    Side note thanks for judging the 1500days contest, I look forward to my ducks, lol Buffett and Munger Ducks!
    Even Steven recently posted..Guest Post Today at CNA Finance-Gambling and My Financial DecisionsMy Profile

  • Kim

    I really have bey few needs at this point and could get by on very little if it came to that. Like you said, it’s no moral victory to be so stingy that you deprive yourself. As long as you don’t choose every want at the same time, I think spending on something like a new kitchen is fantastic. We have a big outdoor project this summer that will be a big want but we’ve been wanting it for a while and I think it’s time.

  • I always weigh my wants against future returns. For example, the NSX I also lust after won’t cost me 35K, it will cost me 140K or 280K down the road. When put in those terms, I find it a lot easier to resist!

    Although, I will have one someday. And a Multistrada.
    Mr. 1500 recently posted..Ask the Readers: How and when do you start withdrawing your retirement savings?My Profile

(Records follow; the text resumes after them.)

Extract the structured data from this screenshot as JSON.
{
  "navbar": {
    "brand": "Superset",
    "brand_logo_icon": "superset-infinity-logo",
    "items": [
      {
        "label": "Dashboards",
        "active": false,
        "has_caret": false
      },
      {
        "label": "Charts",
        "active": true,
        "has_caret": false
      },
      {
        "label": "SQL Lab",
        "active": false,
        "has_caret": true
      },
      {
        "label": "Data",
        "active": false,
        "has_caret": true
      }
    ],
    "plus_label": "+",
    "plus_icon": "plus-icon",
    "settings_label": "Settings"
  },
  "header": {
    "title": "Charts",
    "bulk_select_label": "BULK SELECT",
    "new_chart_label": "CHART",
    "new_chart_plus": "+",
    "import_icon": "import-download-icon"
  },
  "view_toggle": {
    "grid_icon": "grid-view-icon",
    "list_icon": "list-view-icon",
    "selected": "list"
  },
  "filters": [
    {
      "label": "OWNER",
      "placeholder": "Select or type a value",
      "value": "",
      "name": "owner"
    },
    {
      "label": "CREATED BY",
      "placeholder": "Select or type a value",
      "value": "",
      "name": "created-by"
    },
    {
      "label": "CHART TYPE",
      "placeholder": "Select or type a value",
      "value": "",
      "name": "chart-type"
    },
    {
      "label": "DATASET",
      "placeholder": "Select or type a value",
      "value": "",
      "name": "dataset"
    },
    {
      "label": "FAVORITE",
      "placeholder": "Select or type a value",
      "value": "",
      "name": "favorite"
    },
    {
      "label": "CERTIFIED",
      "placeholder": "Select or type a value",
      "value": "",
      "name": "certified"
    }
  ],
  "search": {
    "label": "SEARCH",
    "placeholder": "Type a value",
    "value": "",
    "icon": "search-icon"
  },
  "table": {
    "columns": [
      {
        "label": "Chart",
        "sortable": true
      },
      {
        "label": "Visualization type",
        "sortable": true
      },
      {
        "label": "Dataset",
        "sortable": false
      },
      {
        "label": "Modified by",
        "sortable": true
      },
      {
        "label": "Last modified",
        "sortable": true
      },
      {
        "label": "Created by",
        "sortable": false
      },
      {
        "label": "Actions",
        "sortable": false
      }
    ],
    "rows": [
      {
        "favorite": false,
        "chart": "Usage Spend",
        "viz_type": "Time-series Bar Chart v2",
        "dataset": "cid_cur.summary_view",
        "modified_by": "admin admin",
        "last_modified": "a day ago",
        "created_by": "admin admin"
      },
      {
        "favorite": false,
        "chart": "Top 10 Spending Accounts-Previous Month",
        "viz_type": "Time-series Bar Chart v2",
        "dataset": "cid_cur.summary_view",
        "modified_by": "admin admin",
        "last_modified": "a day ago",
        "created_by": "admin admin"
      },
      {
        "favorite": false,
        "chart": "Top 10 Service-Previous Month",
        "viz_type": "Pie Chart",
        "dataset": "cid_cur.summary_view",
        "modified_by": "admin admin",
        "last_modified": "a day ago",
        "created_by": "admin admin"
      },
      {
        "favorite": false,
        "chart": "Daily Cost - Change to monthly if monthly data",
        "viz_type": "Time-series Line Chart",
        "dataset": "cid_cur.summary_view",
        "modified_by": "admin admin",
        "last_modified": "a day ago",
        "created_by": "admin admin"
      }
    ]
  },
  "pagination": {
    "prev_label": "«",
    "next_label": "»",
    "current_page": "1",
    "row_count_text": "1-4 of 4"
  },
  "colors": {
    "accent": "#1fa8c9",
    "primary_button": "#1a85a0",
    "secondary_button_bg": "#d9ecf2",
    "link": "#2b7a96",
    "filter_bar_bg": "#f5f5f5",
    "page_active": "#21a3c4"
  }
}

  • I think it’s really easy to start putting ‘wants’ in your ‘needs’ bucket. I think most needs are filled for a large chunk of the population (at least here in the United States) and in turn most spending is on wants. For example, you could survive in a studio apartment if you needed to, but housing moves into the “want” category when we start talking about 4-bedroom houses. The lines get blurred pretty quickly!
    DC @ Young Adult Money recently posted..The Benefits of Spring Cleaning Your FinancesMy Profile

  • About 99% of my things are wants, from eating imported food to driving a fancier car than something just taking me from A to B. As long as I am fine with the number of hours worked to get the extra pleasure it’s ok.
    Having to work a week for something that will bring an hour of pleasure is usually discarded.
    Pauline recently posted..An Unconventional Approach to Buy and Hold Part 2My Profile

  • Its an old fashioned debate about money and desires. We all want things at times, but the smart ones can debate internally to see if it really has value. Also if the want is a small percentage of income then it is welcomed from time to time.
    EL @ Moneywatch101 recently posted..Pension Concerns are AlarmingMy Profile

  • As others have said above, I agree it’s critical to distinguish between true “wants” and “needs.” We employ a lengthy process of consideration and comparison shopping before every major (which for us is $20+) purchase. It helps me feel focused on our long-term goals and avoids buyers (or savers) remorse. I like your rundown of wanting a certain $ amount in the bank vs. an item–I do that every day! For us, experiences–like vacations or seeing family–usually win out and materials goods loose. Thanks for this post, love your blog and your perspective! Good luck on the kitchen remodel!